WHAT THE TASK ASKS: All lines holding the word "strstr" are to be copied from the records beneath.

(Website and app data records)
[Start of section]
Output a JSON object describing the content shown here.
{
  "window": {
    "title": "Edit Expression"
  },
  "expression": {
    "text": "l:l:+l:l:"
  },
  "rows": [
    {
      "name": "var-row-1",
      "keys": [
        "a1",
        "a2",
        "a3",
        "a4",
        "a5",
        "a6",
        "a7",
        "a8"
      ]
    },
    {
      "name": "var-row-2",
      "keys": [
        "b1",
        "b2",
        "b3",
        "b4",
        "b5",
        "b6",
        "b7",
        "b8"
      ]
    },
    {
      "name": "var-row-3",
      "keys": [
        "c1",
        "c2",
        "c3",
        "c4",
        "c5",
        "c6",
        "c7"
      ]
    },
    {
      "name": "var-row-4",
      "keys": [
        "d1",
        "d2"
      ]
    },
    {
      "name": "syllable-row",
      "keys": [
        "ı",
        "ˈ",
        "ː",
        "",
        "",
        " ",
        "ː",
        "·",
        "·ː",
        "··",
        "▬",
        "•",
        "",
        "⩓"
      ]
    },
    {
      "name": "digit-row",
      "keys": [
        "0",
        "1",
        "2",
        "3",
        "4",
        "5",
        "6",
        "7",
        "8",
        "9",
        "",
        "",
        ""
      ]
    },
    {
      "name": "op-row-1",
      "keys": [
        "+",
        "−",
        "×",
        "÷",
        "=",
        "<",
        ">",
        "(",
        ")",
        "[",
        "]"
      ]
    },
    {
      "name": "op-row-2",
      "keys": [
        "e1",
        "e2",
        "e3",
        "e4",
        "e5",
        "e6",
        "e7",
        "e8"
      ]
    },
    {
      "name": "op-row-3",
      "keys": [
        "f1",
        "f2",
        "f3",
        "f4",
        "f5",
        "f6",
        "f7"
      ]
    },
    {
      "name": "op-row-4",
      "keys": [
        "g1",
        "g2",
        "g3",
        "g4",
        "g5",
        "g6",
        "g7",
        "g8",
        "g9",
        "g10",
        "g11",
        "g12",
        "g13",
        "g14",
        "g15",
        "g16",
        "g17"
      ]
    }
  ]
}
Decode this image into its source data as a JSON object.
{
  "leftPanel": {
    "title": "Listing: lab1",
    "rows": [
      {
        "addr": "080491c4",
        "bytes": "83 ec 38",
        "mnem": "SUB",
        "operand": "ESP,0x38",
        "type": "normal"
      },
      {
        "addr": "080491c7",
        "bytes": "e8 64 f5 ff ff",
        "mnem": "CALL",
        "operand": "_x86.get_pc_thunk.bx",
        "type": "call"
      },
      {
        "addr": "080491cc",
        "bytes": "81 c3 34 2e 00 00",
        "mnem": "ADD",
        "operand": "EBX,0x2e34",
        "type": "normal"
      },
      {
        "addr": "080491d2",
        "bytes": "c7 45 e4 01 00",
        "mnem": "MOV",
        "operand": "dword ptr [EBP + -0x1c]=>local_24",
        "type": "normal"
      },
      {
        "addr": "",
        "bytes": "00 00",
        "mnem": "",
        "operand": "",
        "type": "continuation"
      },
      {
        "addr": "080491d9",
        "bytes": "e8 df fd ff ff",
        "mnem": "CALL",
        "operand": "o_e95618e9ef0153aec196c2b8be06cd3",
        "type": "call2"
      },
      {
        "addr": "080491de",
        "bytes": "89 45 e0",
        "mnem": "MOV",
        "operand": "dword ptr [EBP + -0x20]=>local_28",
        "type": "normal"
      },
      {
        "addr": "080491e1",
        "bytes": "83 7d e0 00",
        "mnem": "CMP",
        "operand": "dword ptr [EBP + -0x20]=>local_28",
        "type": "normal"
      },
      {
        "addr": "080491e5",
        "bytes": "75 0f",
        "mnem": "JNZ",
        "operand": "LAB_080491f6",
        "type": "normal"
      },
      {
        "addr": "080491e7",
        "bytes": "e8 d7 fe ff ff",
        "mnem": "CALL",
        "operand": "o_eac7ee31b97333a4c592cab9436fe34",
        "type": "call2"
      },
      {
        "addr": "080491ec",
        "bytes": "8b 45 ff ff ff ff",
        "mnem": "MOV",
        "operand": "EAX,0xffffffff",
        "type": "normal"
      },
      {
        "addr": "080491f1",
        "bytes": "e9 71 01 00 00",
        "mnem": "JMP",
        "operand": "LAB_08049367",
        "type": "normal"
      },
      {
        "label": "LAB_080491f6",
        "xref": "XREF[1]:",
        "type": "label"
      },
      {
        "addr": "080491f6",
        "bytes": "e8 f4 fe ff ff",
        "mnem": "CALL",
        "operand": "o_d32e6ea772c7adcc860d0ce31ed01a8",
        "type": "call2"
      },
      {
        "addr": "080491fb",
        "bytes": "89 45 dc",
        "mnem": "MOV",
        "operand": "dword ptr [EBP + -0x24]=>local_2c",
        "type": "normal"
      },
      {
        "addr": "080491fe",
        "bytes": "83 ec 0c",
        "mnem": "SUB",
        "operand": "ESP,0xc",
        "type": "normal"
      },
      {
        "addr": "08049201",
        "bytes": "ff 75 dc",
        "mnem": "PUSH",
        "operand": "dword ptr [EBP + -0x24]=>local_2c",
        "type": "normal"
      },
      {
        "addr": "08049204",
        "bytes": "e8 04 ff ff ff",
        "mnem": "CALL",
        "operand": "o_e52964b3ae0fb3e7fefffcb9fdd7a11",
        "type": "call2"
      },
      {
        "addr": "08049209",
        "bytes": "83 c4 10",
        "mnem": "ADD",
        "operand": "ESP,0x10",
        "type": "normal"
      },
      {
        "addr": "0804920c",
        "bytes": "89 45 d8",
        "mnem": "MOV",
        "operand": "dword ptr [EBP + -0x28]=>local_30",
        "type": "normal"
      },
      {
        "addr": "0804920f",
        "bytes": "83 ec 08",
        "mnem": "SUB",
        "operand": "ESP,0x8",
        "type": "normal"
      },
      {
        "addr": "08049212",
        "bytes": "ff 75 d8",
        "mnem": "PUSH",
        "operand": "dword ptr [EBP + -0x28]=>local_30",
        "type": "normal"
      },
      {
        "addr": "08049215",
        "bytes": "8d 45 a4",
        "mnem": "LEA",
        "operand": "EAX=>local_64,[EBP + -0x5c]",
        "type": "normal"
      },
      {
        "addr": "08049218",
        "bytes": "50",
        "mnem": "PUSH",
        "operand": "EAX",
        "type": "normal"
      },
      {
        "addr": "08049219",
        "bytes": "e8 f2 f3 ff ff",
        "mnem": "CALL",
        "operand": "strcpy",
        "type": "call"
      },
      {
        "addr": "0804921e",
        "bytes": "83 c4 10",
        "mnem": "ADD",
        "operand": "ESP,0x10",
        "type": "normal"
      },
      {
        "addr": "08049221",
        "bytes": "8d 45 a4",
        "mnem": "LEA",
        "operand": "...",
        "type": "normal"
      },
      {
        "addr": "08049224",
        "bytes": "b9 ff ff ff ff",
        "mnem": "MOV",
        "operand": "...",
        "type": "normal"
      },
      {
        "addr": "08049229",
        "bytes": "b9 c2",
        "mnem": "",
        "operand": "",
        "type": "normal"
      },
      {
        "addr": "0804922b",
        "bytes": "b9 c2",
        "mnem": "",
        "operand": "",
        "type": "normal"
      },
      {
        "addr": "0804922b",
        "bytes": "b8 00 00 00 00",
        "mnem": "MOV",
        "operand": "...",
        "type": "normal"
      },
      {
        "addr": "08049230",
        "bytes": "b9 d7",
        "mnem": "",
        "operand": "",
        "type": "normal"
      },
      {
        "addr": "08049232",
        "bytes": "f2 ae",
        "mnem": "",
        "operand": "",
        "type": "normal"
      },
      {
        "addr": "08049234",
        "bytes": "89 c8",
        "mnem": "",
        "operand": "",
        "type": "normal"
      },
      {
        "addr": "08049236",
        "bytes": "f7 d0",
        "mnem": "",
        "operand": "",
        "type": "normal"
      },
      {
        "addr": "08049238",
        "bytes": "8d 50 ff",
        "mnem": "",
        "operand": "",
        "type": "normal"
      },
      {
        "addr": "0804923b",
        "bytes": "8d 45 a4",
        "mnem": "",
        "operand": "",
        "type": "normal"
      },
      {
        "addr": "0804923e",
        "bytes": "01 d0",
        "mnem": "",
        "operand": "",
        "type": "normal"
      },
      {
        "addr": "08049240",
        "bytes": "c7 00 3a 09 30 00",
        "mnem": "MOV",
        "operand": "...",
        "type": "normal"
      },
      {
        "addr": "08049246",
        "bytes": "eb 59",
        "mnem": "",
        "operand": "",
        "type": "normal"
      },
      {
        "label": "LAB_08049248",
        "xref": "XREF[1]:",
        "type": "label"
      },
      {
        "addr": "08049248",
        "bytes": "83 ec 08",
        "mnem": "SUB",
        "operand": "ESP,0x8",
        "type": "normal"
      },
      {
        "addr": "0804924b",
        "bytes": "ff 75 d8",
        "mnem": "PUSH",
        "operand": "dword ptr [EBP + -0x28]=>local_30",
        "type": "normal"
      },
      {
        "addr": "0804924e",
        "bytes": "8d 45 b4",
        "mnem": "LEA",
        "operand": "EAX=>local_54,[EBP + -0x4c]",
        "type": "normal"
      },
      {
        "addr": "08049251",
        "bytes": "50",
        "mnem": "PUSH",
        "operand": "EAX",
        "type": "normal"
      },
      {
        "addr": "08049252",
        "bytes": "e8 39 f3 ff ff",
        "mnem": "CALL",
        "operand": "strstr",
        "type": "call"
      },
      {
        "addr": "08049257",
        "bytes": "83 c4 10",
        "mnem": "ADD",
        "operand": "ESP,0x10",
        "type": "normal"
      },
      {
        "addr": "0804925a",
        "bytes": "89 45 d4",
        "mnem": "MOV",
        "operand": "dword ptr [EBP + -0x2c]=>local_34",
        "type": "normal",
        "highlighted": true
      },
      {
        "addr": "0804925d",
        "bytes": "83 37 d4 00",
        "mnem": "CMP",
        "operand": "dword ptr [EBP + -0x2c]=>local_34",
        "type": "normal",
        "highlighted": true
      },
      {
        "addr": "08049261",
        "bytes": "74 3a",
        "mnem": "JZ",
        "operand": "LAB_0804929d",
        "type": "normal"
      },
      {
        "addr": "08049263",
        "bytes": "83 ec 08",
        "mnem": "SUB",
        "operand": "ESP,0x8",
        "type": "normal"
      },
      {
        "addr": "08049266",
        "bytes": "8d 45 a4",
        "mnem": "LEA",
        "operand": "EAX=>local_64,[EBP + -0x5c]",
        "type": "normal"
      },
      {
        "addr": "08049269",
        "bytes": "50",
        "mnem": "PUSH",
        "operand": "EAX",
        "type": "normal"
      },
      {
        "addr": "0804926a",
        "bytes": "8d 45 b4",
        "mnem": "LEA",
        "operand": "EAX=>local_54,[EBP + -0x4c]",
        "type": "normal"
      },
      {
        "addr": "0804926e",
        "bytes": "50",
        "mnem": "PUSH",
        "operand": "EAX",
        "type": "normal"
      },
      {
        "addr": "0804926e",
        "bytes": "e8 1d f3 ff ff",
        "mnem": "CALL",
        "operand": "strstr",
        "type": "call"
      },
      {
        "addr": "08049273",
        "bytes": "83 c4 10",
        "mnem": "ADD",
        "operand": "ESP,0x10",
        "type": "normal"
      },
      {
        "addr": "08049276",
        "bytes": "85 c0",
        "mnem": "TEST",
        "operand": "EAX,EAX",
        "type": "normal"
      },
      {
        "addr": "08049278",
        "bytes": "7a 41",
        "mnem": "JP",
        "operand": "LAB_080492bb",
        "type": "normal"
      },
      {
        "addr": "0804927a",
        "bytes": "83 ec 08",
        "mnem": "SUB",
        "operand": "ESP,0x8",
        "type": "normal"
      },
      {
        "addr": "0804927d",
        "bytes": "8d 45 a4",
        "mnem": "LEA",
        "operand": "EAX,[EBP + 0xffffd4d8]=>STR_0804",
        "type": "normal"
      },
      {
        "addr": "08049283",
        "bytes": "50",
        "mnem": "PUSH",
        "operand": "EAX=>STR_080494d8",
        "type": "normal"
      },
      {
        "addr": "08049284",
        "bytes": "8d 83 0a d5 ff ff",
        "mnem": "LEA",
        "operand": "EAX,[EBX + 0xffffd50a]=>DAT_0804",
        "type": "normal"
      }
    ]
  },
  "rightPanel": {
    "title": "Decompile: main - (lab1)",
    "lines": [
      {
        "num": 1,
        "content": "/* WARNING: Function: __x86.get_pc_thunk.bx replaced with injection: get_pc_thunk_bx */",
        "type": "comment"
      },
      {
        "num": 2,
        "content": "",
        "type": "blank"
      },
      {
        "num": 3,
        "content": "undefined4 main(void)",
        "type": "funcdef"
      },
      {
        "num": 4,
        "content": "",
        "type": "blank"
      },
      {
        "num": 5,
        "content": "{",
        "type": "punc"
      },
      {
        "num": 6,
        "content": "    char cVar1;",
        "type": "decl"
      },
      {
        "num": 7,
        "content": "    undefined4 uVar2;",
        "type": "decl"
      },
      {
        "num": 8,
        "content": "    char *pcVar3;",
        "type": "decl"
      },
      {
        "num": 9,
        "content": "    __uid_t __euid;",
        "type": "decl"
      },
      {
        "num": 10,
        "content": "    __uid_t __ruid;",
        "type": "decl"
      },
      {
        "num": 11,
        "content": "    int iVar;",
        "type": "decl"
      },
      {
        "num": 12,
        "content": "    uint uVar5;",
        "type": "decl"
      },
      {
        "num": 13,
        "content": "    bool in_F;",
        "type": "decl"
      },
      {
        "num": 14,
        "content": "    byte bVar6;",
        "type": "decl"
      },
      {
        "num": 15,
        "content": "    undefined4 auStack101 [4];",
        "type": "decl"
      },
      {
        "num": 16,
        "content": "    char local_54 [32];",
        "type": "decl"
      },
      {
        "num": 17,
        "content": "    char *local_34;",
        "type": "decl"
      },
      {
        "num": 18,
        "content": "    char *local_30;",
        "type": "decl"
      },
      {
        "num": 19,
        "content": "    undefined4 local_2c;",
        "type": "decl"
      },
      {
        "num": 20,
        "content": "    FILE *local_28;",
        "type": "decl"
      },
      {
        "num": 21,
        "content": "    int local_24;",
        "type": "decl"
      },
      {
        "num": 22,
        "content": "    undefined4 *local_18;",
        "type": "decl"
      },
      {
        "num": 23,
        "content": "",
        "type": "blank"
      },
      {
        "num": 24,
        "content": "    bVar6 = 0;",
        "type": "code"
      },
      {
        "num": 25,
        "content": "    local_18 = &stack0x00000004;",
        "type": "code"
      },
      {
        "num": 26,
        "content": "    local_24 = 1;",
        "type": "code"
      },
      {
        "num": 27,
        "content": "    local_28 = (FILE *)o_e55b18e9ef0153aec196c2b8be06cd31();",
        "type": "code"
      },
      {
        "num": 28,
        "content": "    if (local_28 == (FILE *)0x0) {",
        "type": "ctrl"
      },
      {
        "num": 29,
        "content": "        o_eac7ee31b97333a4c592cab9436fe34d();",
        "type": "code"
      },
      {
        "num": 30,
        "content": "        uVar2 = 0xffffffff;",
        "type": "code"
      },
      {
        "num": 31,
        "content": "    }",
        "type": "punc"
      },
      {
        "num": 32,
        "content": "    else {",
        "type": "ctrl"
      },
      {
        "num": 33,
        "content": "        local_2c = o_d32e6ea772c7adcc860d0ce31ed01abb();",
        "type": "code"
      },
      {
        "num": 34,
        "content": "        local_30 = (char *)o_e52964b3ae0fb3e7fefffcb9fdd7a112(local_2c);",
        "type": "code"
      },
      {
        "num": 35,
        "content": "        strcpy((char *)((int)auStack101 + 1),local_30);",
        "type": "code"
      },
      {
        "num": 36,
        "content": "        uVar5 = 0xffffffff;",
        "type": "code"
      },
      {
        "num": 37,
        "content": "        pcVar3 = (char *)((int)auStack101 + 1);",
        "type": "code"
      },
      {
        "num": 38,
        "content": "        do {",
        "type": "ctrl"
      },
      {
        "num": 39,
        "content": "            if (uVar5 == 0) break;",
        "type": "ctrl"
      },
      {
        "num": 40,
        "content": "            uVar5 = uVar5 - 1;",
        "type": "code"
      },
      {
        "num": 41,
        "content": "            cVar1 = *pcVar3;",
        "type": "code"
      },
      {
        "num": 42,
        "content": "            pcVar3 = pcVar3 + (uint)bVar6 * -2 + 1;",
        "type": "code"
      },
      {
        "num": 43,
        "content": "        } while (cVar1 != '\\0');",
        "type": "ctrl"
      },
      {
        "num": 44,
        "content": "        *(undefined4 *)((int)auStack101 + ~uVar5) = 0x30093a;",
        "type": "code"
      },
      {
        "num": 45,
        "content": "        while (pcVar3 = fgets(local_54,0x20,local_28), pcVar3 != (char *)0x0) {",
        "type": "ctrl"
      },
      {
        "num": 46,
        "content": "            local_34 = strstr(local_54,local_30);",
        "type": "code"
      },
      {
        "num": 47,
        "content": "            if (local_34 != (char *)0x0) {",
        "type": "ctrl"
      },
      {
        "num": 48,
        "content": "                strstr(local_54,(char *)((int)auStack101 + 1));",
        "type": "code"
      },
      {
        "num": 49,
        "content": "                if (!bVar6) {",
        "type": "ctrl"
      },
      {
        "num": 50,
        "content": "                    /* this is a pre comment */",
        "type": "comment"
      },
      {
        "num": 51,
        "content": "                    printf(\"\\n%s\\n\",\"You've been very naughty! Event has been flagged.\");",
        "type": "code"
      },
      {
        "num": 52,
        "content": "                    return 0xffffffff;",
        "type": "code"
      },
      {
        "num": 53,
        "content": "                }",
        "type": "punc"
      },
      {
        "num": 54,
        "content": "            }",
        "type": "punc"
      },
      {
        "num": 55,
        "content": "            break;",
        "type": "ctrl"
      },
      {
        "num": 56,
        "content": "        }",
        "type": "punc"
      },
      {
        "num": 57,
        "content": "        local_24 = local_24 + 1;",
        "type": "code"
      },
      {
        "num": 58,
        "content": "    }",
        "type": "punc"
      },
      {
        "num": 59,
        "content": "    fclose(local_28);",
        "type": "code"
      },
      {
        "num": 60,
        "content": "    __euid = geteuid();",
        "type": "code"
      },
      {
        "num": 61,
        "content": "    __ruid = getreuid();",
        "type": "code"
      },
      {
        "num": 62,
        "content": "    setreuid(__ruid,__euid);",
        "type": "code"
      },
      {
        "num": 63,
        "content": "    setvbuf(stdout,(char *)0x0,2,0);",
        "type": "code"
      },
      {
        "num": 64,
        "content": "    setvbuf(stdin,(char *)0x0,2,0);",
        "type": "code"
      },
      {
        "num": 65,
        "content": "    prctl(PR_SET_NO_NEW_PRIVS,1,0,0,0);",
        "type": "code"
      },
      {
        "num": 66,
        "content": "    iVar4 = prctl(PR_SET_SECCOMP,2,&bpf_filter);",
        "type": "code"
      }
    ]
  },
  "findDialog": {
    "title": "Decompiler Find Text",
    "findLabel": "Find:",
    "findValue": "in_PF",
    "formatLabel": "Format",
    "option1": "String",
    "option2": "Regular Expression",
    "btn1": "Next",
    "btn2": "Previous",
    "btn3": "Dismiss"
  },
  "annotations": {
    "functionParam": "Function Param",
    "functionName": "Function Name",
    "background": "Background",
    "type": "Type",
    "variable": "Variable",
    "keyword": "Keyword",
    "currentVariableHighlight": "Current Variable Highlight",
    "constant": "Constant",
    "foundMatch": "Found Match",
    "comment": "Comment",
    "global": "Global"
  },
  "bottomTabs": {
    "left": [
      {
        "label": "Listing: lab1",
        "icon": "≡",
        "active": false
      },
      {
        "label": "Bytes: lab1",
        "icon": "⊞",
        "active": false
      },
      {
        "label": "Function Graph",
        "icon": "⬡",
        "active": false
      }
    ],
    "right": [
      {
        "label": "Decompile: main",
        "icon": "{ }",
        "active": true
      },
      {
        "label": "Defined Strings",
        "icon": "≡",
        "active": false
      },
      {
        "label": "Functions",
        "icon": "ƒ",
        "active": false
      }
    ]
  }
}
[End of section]
WRITTEN ANSWER:
        "operand": "strstr",
        "operand": "strstr",
        "content": "            local_34 = strstr(local_54,local_30);",
        "content": "                strstr(local_54,(char *)((int)auStack101 + 1));",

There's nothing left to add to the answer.